Jewish education in Czech Republic sees tenth anniversary
The start of the new school year saw a special anniversary on Monday: 10 years since the revival of Jewish education in Prague. The Gur Arye (Lion's Cub) Elementary School and Or Chadas (New Light) High School are the only Jewish schools in the Czech Republic, and on Monday their anniversary was celebrated by teachers, students and a number of notable guests, including Senate deputy chairman Petr Pithart. Speaking at the school, he called ten years "barely a second in Jewish history" but indicated the fifty that followed the Holocaust were "much more" since very "being or not being" were at stake.
"The survival of the Jewish community in Prague was never certain and it was only with much sacrifice that after 1989 it became possible to begin correcting the situation. I can not imagine the Jewish community here without its own schools: education, more than anything else, is part of the Jewish heritage."

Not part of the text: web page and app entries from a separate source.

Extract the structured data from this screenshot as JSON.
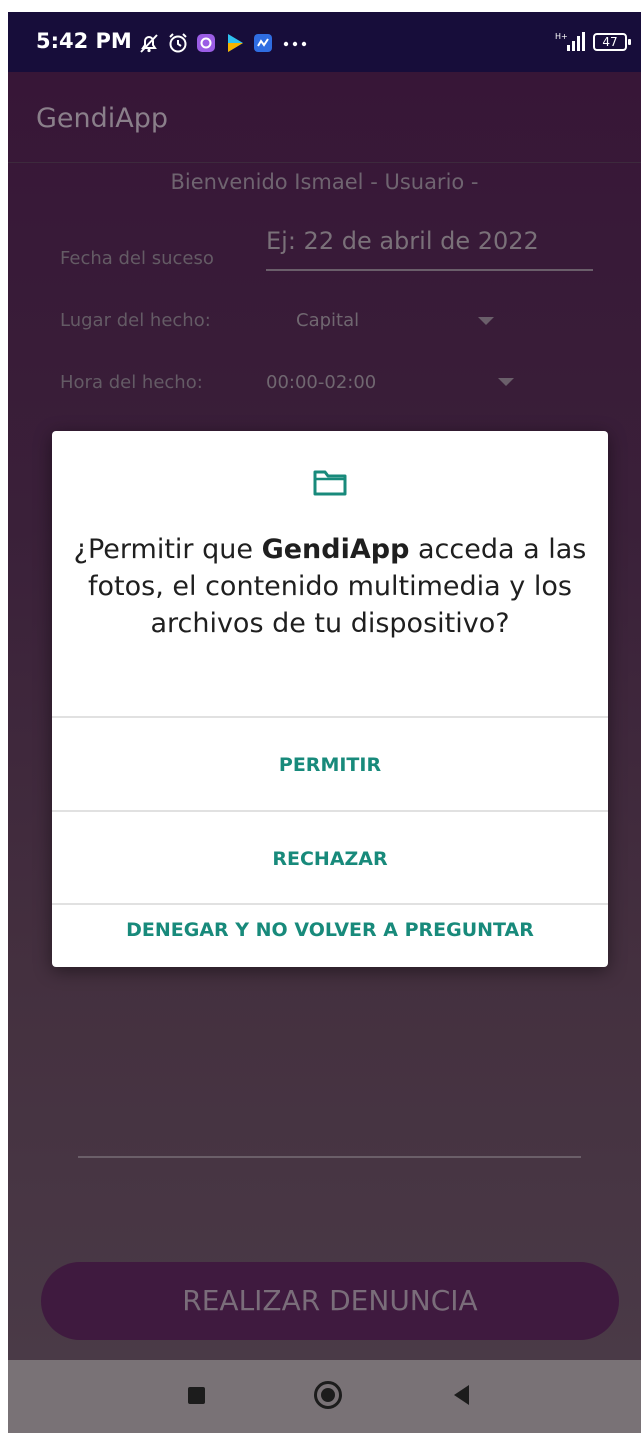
{
  "status_bar": {
    "time": "5:42 PM",
    "battery": "47",
    "icons": [
      "notifications-off-icon",
      "alarm-icon",
      "app-notification-icon",
      "play-store-icon",
      "message-icon",
      "more-notifications-icon",
      "signal-icon",
      "battery-icon"
    ]
  },
  "app": {
    "title": "GendiApp",
    "welcome": "Bienvenido Ismael - Usuario -",
    "date_label": "Fecha del suceso",
    "date_placeholder": "Ej: 22 de abril de 2022",
    "place_label": "Lugar del hecho:",
    "place_value": "Capital",
    "time_label": "Hora del hecho:",
    "time_value": "00:00-02:00",
    "submit_label": "REALIZAR DENUNCIA"
  },
  "dialog": {
    "icon": "folder-icon",
    "message_prefix": "¿Permitir que ",
    "message_app": "GendiApp",
    "message_suffix": " acceda a las fotos, el contenido multimedia y los archivos de tu dispositivo?",
    "allow_label": "PERMITIR",
    "deny_label": "RECHAZAR",
    "deny_forever_label": "DENEGAR Y NO VOLVER A PREGUNTAR",
    "accent_color": "#188a7b"
  },
  "nav_bar": {
    "icons": [
      "recents-square-icon",
      "home-circle-icon",
      "back-triangle-icon"
    ]
  }
}
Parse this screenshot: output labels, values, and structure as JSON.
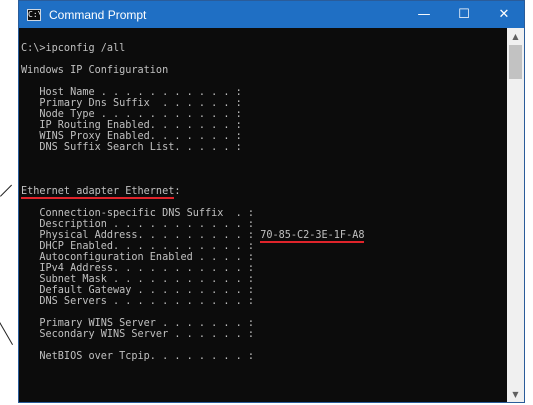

"Prague always had a tradition of Jewish education, unfortunately broken by the Holocaust and the Shoah, and no one under the communist era was able to restart this or even to think about it. After the changes, almost all countries began to rebuild, to renew their Jewish life, and part of this was how we started in Prague."
All the same, there's no question beginnings were difficult:
"You would not believe it: seven students in the first grade in 1997. I tell you honestly that I had certain doubts about the success and future of this school! But just five years later we were already at full capacity and the need came to renovate the building. When we started there were different companies here - we had just two or three rooms and I thought at first they would be enough. But in 2000 we started to renovate and emptied the whole building, because of demand. So this is confirmation of a good idea."
Students at the "Lauder" schools in Prague do not have to be Jewish but not surprisingly are expected to respect Jewish values. Along with standard classes, there is instruction on Jewish traditions, and there are extracurricular lessons of Hebrew. Children can also learn Hebrew as of the sixth grade. 1st grade teacher Katerina Rohalova told Radio Prague the mix of different languages among some students even in the first year was unusually rich:
"There's one little girl in my class whose mum is from Germany so she speaks German with her. Her father is from Israel, and she speaks Hebrew with him. She's still a little shy about answering in Czech. But within a five minute stretch she spoke in German to her mum, to me in Czech, and Hebrew to her fellow classmate."